Exercise: How many of the lines below contain the word "structured"? Only the number is wanted.

(Input data)

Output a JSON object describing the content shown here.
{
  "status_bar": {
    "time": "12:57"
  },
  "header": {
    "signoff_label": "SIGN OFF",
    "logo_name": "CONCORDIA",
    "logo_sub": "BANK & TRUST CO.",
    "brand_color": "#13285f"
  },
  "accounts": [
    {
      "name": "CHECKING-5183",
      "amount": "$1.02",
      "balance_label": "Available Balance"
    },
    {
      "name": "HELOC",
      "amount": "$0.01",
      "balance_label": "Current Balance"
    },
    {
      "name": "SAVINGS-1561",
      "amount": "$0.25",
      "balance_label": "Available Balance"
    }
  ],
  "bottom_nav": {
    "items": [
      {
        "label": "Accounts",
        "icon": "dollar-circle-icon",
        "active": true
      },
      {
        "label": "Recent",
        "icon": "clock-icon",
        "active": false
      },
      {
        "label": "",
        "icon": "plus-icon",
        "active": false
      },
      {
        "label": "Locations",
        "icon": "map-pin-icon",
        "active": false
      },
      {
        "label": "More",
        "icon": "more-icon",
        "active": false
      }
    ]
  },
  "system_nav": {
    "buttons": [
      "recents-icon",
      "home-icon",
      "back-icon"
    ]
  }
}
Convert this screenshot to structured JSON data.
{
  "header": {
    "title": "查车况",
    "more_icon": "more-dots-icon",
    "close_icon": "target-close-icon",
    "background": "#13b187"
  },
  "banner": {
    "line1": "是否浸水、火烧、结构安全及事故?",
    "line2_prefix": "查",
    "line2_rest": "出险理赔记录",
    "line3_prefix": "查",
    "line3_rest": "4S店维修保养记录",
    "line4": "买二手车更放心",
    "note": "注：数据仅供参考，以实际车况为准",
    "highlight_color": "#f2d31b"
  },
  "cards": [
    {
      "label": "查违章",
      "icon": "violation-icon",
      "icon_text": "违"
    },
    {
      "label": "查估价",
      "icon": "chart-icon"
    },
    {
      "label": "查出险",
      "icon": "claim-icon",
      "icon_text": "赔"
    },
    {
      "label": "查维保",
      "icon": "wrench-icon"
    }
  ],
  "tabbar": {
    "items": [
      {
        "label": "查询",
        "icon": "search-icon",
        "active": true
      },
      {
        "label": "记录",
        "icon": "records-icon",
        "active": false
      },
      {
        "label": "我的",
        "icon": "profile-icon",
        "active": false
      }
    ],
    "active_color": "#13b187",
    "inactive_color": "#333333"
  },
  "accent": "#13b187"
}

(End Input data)
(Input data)

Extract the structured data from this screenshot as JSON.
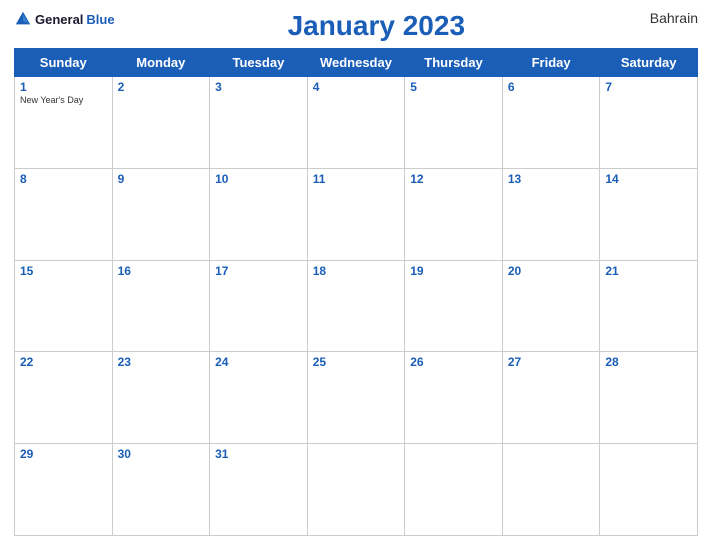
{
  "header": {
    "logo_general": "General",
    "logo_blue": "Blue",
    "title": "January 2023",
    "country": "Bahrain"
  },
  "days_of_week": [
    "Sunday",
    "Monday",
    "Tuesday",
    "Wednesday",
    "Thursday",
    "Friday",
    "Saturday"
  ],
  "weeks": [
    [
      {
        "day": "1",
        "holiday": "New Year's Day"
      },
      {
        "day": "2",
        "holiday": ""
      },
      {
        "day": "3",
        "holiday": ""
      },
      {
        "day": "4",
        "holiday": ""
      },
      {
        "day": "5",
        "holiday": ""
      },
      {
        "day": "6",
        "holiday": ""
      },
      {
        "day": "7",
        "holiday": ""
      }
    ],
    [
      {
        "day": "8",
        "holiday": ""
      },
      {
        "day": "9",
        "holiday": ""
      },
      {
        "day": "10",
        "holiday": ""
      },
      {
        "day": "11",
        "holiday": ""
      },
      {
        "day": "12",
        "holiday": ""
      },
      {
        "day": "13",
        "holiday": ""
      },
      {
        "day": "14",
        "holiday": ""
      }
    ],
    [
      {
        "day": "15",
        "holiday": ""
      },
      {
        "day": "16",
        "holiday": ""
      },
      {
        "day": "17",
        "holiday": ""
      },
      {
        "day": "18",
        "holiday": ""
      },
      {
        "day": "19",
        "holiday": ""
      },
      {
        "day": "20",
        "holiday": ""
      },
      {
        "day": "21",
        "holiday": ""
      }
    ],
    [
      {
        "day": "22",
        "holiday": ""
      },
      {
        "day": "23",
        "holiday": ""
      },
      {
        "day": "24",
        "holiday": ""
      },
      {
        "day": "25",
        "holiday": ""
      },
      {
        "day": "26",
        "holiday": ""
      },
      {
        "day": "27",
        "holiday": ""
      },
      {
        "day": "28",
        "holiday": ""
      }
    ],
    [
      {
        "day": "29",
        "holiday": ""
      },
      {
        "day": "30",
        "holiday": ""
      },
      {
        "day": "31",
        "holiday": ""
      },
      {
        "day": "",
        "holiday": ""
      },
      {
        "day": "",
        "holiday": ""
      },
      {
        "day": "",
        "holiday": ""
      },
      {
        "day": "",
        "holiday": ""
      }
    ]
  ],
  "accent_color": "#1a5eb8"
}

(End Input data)

Exercise response: 2